October 16, 2018
Anonymised Trust Intelligence: The Future of Fraud Prevention
Posted February 3, 2015
The ThreatMetrix® team was in Frankfurt last week for the sixth annual e-Crime Congress Germany event, and what a great show it was. As leaders in fraud prevention, education and awareness-raising has always been an important part of our job and where better to take the ThreatMetrix message than to the largest gathering of senior information risk and security professionals in the region?
It was a great opportunity to share our vision of anonymised trust intelligence, and of course to get valuable feedback from customers and prospective clients.
The big picture
This year we were lucky enough to have our solutions director Stephen Moody on board with a presentation which perfectly articulated our thoughts on what we believe is the future of fraud prevention. When Stephen takes the stage, people listen. He has over 10 years’ experience in the fraud prevention space and a PhD in astrophysics from Cambridge to boot. In previous roles for firms like BAE Applied Intelligence he’s pioneered advanced analytics systems to fortify firms against an estimated £3 billion in attempted fraud. This usually gets people’s attention.
He first revealed the scale of the problem facing firms today in all sectors – from healthcare to government, retail to social media, and everything in between. The fraudsters are getting smarter, more agile and more determined than ever before to steal your customers’ personal information and commit account takeover and payment fraud. IP spoofing; botnets; man-in-the-browser attacks; identity spoofing; and device spoofing. These are just some of the methods used to hide their true identity and purpose.

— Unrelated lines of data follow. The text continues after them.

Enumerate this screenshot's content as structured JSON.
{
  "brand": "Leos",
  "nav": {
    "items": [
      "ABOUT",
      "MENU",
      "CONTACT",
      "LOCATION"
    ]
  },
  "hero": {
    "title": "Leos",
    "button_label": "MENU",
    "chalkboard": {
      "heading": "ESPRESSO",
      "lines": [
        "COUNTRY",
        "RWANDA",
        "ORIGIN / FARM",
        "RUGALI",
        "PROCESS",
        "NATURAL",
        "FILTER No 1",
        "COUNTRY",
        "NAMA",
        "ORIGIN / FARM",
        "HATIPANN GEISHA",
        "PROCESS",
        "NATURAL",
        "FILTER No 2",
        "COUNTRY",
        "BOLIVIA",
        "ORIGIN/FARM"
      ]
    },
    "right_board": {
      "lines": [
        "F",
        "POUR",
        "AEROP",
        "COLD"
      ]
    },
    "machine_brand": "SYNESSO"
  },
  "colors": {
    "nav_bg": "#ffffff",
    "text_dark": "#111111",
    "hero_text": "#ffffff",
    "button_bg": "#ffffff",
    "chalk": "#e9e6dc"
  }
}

ThreatMetrix stopped a staggering 11.4 million account attacks globally, in real-time, in December – in itself no doubt only a small proportion of the level of cyber fraud in the run up to Christmas.

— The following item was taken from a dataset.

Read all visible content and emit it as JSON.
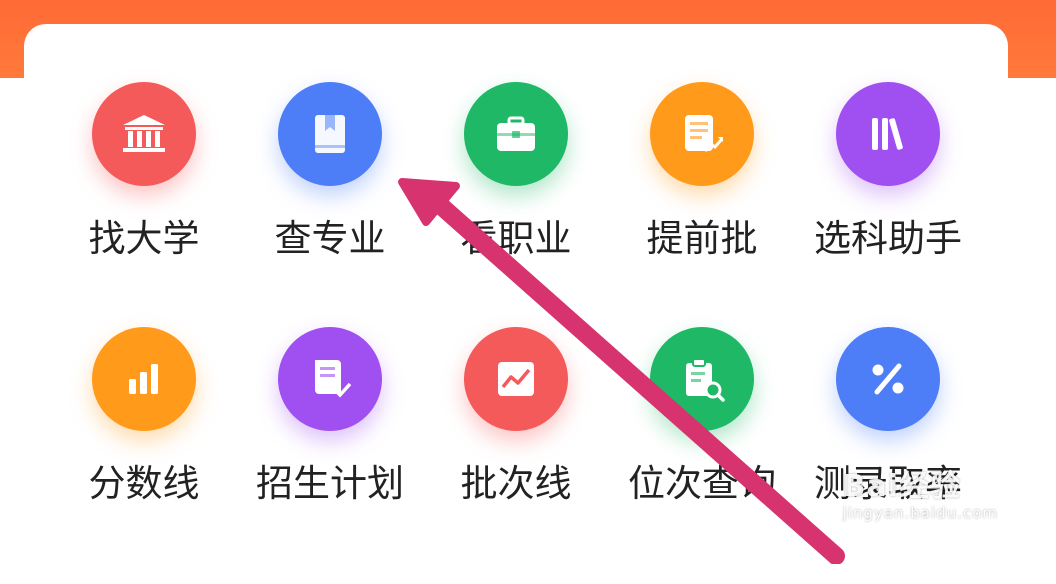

Fraud is moving increasingly into mobile channels – we suspect mobile will account for half of all fraud attempts by the end of the year – and it’s account takeover infractions that are becoming the cyber criminals’ favourite, said Moody.
The big answer
We know all of this thanks to our unique ThreatMetrix® Global Trust Intelligence Network, which analyses over 850 million transactions every month to determine whether they are fraudulent or not. This system, or the model it represents, is the best way we’ve got of combatting the tidal wave of online fraud heading our way. The problem is getting so bad that the British Retail Consortium last week called for better policing and more effective fraud reporting channels. But that won’t address the core problem. We need to sniff out dodgy transactions in real-time before the criminals have a chance to defraud us.
We do this by crunching device, behavioural and identity data with smart analytics and big data tools to work out if the person at the other end of the internet is who they say they are. It should be real-time, cheap and completely invisible to the user – or they may get fed up of waiting and abandon their log-in/transaction. It also needs to use anonymised data so that firms are happy joining up to reap the benefits of reduced fraud, lower cost and charges, without worrying about giving away a competitive advantage.
This is the vision Stephen set out in Frankfurt, which I’m pleased to say got everyone talking and thinking in a different way about fraud prevention. If you’re also interested to find out more do get in touch here.